** Opening Extracted information block **

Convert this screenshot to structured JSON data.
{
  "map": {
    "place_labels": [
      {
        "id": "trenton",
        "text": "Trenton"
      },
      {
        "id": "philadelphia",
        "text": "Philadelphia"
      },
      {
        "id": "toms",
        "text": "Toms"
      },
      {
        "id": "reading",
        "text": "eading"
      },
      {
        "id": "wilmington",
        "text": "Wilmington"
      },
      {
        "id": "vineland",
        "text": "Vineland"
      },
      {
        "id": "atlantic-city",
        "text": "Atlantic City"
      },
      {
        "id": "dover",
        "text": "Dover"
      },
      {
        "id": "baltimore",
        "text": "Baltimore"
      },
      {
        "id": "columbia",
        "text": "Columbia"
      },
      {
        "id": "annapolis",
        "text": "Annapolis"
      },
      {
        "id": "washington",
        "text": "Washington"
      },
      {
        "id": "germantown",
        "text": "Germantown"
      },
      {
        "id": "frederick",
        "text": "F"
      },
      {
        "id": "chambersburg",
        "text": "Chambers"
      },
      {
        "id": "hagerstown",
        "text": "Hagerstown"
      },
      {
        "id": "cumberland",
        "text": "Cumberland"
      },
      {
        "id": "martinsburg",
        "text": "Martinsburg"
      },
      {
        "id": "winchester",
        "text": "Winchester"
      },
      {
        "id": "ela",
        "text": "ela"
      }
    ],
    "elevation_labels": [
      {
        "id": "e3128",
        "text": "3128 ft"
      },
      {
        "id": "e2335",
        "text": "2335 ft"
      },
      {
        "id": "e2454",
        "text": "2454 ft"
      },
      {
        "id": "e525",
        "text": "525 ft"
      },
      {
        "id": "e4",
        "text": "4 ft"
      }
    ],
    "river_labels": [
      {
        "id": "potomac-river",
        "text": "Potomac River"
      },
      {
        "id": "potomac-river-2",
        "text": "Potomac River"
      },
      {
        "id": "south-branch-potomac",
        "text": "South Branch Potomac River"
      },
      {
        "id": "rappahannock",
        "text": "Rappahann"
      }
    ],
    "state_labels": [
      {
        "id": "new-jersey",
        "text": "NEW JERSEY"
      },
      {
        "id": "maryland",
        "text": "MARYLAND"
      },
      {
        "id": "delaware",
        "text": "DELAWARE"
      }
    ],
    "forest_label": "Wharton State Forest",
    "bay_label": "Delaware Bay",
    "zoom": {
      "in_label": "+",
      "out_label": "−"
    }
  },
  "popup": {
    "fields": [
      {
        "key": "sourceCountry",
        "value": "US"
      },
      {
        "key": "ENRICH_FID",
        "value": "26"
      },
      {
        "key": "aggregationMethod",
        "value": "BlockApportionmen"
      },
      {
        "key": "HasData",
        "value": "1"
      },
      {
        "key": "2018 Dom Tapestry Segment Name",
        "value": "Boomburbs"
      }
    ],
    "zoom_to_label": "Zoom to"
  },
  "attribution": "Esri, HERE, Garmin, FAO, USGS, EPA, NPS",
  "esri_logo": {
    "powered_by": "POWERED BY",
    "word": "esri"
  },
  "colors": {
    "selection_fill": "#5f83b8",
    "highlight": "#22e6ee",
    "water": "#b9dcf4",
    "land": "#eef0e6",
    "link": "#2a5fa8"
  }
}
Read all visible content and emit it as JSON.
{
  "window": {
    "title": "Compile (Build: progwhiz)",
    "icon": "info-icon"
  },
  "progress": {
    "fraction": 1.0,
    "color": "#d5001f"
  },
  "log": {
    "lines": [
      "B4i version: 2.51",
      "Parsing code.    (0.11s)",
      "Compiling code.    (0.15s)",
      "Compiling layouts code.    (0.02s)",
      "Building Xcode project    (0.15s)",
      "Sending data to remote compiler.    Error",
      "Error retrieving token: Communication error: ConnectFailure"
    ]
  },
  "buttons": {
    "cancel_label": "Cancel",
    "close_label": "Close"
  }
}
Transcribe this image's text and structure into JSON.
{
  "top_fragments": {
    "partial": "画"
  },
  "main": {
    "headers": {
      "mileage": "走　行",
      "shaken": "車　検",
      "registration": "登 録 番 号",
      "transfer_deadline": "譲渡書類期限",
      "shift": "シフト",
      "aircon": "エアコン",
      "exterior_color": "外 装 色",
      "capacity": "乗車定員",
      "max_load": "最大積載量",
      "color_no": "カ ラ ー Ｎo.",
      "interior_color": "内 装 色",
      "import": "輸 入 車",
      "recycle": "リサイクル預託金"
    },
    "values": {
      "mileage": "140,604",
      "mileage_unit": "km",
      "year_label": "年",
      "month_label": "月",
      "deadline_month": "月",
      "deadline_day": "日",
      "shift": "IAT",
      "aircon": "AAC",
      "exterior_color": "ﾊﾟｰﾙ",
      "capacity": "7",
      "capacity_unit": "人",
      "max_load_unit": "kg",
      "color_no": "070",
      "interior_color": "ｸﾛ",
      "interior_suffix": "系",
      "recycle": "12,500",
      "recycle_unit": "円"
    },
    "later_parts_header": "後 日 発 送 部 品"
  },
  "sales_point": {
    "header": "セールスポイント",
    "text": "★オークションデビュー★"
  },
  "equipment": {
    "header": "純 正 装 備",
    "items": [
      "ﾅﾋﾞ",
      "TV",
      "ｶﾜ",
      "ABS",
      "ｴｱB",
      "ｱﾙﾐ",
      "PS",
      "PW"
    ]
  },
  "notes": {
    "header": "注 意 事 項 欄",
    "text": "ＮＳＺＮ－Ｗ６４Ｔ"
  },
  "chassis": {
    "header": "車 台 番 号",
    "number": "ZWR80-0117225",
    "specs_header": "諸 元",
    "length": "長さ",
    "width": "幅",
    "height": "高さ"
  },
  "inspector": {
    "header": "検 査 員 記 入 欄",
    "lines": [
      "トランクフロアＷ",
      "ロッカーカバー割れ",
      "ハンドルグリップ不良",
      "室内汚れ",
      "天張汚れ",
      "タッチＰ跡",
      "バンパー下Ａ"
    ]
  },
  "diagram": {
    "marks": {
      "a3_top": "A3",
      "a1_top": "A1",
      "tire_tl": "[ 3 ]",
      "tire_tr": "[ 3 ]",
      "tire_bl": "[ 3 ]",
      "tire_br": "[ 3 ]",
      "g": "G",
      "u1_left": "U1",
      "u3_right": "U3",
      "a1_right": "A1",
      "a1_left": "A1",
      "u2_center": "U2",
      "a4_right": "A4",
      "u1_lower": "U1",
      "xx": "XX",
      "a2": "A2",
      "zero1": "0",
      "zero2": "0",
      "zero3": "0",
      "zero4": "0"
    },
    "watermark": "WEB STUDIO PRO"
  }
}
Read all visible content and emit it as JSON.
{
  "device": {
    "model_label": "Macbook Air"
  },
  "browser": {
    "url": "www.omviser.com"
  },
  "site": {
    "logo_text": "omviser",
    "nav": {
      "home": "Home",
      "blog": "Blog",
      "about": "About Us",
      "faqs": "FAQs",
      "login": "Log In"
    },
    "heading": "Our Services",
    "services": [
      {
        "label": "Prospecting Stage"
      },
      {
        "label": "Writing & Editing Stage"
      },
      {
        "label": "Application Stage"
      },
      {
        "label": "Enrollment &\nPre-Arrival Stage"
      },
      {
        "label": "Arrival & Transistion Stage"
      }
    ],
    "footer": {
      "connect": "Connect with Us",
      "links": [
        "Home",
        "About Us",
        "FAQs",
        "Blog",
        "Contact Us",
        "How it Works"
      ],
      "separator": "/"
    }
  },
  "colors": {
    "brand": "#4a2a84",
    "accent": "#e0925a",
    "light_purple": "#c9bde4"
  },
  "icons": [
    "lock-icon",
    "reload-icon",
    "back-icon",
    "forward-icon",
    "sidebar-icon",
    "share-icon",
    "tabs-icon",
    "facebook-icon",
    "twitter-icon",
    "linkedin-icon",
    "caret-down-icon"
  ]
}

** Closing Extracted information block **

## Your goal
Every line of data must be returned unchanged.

## Output
Convert this screenshot to structured JSON data.
{
  "map": {
    "place_labels": [
      {
        "id": "trenton",
        "text": "Trenton"
      },
      {
        "id": "philadelphia",
        "text": "Philadelphia"
      },
      {
        "id": "toms",
        "text": "Toms"
      },
      {
        "id": "reading",
        "text": "eading"
      },
      {
        "id": "wilmington",
        "text": "Wilmington"
      },
      {
        "id": "vineland",
        "text": "Vineland"
      },
      {
        "id": "atlantic-city",
        "text": "Atlantic City"
      },
      {
        "id": "dover",
        "text": "Dover"
      },
      {
        "id": "baltimore",
        "text": "Baltimore"
      },
      {
        "id": "columbia",
        "text": "Columbia"
      },
      {
        "id": "annapolis",
        "text": "Annapolis"
      },
      {
        "id": "washington",
        "text": "Washington"
      },
      {
        "id": "germantown",
        "text": "Germantown"
      },
      {
        "id": "frederick",
        "text": "F"
      },
      {
        "id": "chambersburg",
        "text": "Chambers"
      },
      {
        "id": "hagerstown",
        "text": "Hagerstown"
      },
      {
        "id": "cumberland",
        "text": "Cumberland"
      },
      {
        "id": "martinsburg",
        "text": "Martinsburg"
      },
      {
        "id": "winchester",
        "text": "Winchester"
      },
      {
        "id": "ela",
        "text": "ela"
      }
    ],
    "elevation_labels": [
      {
        "id": "e3128",
        "text": "3128 ft"
      },
      {
        "id": "e2335",
        "text": "2335 ft"
      },
      {
        "id": "e2454",
        "text": "2454 ft"
      },
      {
        "id": "e525",
        "text": "525 ft"
      },
      {
        "id": "e4",
        "text": "4 ft"
      }
    ],
    "river_labels": [
      {
        "id": "potomac-river",
        "text": "Potomac River"
      },
      {
        "id": "potomac-river-2",
        "text": "Potomac River"
      },
      {
        "id": "south-branch-potomac",
        "text": "South Branch Potomac River"
      },
      {
        "id": "rappahannock",
        "text": "Rappahann"
      }
    ],
    "state_labels": [
      {
        "id": "new-jersey",
        "text": "NEW JERSEY"
      },
      {
        "id": "maryland",
        "text": "MARYLAND"
      },
      {
        "id": "delaware",
        "text": "DELAWARE"
      }
    ],
    "forest_label": "Wharton State Forest",
    "bay_label": "Delaware Bay",
    "zoom": {
      "in_label": "+",
      "out_label": "−"
    }
  },
  "popup": {
    "fields": [
      {
        "key": "sourceCountry",
        "value": "US"
      },
      {
        "key": "ENRICH_FID",
        "value": "26"
      },
      {
        "key": "aggregationMethod",
        "value": "BlockApportionmen"
      },
      {
        "key": "HasData",
        "value": "1"
      },
      {
        "key": "2018 Dom Tapestry Segment Name",
        "value": "Boomburbs"
      }
    ],
    "zoom_to_label": "Zoom to"
  },
  "attribution": "Esri, HERE, Garmin, FAO, USGS, EPA, NPS",
  "esri_logo": {
    "powered_by": "POWERED BY",
    "word": "esri"
  },
  "colors": {
    "selection_fill": "#5f83b8",
    "highlight": "#22e6ee",
    "water": "#b9dcf4",
    "land": "#eef0e6",
    "link": "#2a5fa8"
  }
}
Read all visible content and emit it as JSON.
{
  "window": {
    "title": "Compile (Build: progwhiz)",
    "icon": "info-icon"
  },
  "progress": {
    "fraction": 1.0,
    "color": "#d5001f"
  },
  "log": {
    "lines": [
      "B4i version: 2.51",
      "Parsing code.    (0.11s)",
      "Compiling code.    (0.15s)",
      "Compiling layouts code.    (0.02s)",
      "Building Xcode project    (0.15s)",
      "Sending data to remote compiler.    Error",
      "Error retrieving token: Communication error: ConnectFailure"
    ]
  },
  "buttons": {
    "cancel_label": "Cancel",
    "close_label": "Close"
  }
}
Transcribe this image's text and structure into JSON.
{
  "top_fragments": {
    "partial": "画"
  },
  "main": {
    "headers": {
      "mileage": "走　行",
      "shaken": "車　検",
      "registration": "登 録 番 号",
      "transfer_deadline": "譲渡書類期限",
      "shift": "シフト",
      "aircon": "エアコン",
      "exterior_color": "外 装 色",
      "capacity": "乗車定員",
      "max_load": "最大積載量",
      "color_no": "カ ラ ー Ｎo.",
      "interior_color": "内 装 色",
      "import": "輸 入 車",
      "recycle": "リサイクル預託金"
    },
    "values": {
      "mileage": "140,604",
      "mileage_unit": "km",
      "year_label": "年",
      "month_label": "月",
      "deadline_month": "月",
      "deadline_day": "日",
      "shift": "IAT",
      "aircon": "AAC",
      "exterior_color": "ﾊﾟｰﾙ",
      "capacity": "7",
      "capacity_unit": "人",
      "max_load_unit": "kg",
      "color_no": "070",
      "interior_color": "ｸﾛ",
      "interior_suffix": "系",
      "recycle": "12,500",
      "recycle_unit": "円"
    },
    "later_parts_header": "後 日 発 送 部 品"
  },
  "sales_point": {
    "header": "セールスポイント",
    "text": "★オークションデビュー★"
  },
  "equipment": {
    "header": "純 正 装 備",
    "items": [
      "ﾅﾋﾞ",
      "TV",
      "ｶﾜ",
      "ABS",
      "ｴｱB",
      "ｱﾙﾐ",
      "PS",
      "PW"
    ]
  },
  "notes": {
    "header": "注 意 事 項 欄",
    "text": "ＮＳＺＮ－Ｗ６４Ｔ"
  },
  "chassis": {
    "header": "車 台 番 号",
    "number": "ZWR80-0117225",
    "specs_header": "諸 元",
    "length": "長さ",
    "width": "幅",
    "height": "高さ"
  },
  "inspector": {
    "header": "検 査 員 記 入 欄",
    "lines": [
      "トランクフロアＷ",
      "ロッカーカバー割れ",
      "ハンドルグリップ不良",
      "室内汚れ",
      "天張汚れ",
      "タッチＰ跡",
      "バンパー下Ａ"
    ]
  },
  "diagram": {
    "marks": {
      "a3_top": "A3",
      "a1_top": "A1",
      "tire_tl": "[ 3 ]",
      "tire_tr": "[ 3 ]",
      "tire_bl": "[ 3 ]",
      "tire_br": "[ 3 ]",
      "g": "G",
      "u1_left": "U1",
      "u3_right": "U3",
      "a1_right": "A1",
      "a1_left": "A1",
      "u2_center": "U2",
      "a4_right": "A4",
      "u1_lower": "U1",
      "xx": "XX",
      "a2": "A2",
      "zero1": "0",
      "zero2": "0",
      "zero3": "0",
      "zero4": "0"
    },
    "watermark": "WEB STUDIO PRO"
  }
}
Read all visible content and emit it as JSON.
{
  "device": {
    "model_label": "Macbook Air"
  },
  "browser": {
    "url": "www.omviser.com"
  },
  "site": {
    "logo_text": "omviser",
    "nav": {
      "home": "Home",
      "blog": "Blog",
      "about": "About Us",
      "faqs": "FAQs",
      "login": "Log In"
    },
    "heading": "Our Services",
    "services": [
      {
        "label": "Prospecting Stage"
      },
      {
        "label": "Writing & Editing Stage"
      },
      {
        "label": "Application Stage"
      },
      {
        "label": "Enrollment &\nPre-Arrival Stage"
      },
      {
        "label": "Arrival & Transistion Stage"
      }
    ],
    "footer": {
      "connect": "Connect with Us",
      "links": [
        "Home",
        "About Us",
        "FAQs",
        "Blog",
        "Contact Us",
        "How it Works"
      ],
      "separator": "/"
    }
  },
  "colors": {
    "brand": "#4a2a84",
    "accent": "#e0925a",
    "light_purple": "#c9bde4"
  },
  "icons": [
    "lock-icon",
    "reload-icon",
    "back-icon",
    "forward-icon",
    "sidebar-icon",
    "share-icon",
    "tabs-icon",
    "facebook-icon",
    "twitter-icon",
    "linkedin-icon",
    "caret-down-icon"
  ]
}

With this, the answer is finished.